* Try it
If a line of the material contains "Adrian", copy it.
___
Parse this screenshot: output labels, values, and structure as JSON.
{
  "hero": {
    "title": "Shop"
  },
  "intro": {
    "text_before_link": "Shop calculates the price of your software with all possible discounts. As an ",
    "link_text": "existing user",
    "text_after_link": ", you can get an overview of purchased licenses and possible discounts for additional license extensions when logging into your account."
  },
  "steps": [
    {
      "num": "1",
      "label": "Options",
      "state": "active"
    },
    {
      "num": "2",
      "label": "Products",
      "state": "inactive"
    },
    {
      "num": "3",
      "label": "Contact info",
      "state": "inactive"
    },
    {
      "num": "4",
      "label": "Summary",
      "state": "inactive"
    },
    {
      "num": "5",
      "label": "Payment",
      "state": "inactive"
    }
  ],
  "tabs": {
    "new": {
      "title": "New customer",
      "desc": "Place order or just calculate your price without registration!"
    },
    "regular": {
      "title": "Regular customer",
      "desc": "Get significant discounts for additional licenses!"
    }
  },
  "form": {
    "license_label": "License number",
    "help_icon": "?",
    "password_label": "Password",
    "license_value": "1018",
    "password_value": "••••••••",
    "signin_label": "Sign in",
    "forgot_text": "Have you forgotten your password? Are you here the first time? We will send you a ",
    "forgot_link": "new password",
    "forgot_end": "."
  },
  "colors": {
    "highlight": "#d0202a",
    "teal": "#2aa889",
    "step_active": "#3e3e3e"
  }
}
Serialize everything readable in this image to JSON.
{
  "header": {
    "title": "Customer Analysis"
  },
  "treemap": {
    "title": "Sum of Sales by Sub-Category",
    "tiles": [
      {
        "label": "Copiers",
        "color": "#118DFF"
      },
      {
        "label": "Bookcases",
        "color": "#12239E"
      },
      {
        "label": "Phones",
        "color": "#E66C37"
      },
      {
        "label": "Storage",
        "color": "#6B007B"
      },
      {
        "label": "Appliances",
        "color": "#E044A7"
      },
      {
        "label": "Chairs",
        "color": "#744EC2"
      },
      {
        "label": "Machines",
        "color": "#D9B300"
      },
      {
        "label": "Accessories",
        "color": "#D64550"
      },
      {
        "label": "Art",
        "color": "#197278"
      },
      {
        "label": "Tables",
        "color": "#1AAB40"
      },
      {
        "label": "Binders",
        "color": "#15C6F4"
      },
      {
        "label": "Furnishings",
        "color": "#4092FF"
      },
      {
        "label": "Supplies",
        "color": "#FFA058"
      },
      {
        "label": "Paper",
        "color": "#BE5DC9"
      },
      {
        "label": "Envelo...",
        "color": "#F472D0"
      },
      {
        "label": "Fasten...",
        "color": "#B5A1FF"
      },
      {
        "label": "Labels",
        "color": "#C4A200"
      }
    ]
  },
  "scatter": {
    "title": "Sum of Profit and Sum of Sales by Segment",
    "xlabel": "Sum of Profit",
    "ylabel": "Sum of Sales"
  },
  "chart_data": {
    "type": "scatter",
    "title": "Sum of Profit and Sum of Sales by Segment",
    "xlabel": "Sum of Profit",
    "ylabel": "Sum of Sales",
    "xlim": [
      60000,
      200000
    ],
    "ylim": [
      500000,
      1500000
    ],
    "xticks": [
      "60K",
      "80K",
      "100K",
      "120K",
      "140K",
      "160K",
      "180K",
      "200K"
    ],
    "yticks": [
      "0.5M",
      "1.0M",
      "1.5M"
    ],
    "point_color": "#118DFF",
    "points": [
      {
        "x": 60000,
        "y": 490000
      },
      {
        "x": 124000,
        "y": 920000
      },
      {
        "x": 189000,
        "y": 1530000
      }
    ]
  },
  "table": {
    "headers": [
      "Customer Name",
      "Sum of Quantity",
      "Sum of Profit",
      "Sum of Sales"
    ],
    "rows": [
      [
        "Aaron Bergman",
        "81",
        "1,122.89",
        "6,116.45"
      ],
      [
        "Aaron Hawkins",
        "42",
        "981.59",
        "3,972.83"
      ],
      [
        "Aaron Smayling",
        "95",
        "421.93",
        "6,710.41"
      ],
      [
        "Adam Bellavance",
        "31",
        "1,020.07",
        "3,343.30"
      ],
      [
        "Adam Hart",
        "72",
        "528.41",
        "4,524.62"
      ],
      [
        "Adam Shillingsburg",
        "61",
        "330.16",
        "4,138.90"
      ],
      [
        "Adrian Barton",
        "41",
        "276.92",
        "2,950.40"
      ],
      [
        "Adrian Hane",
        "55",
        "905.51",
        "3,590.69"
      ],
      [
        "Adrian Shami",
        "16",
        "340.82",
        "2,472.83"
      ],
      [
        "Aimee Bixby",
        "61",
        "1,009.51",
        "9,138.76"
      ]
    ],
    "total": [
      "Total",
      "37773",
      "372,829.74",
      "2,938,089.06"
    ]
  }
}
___
* Task result
        "Adrian Barton",
        "Adrian Hane",
        "Adrian Shami",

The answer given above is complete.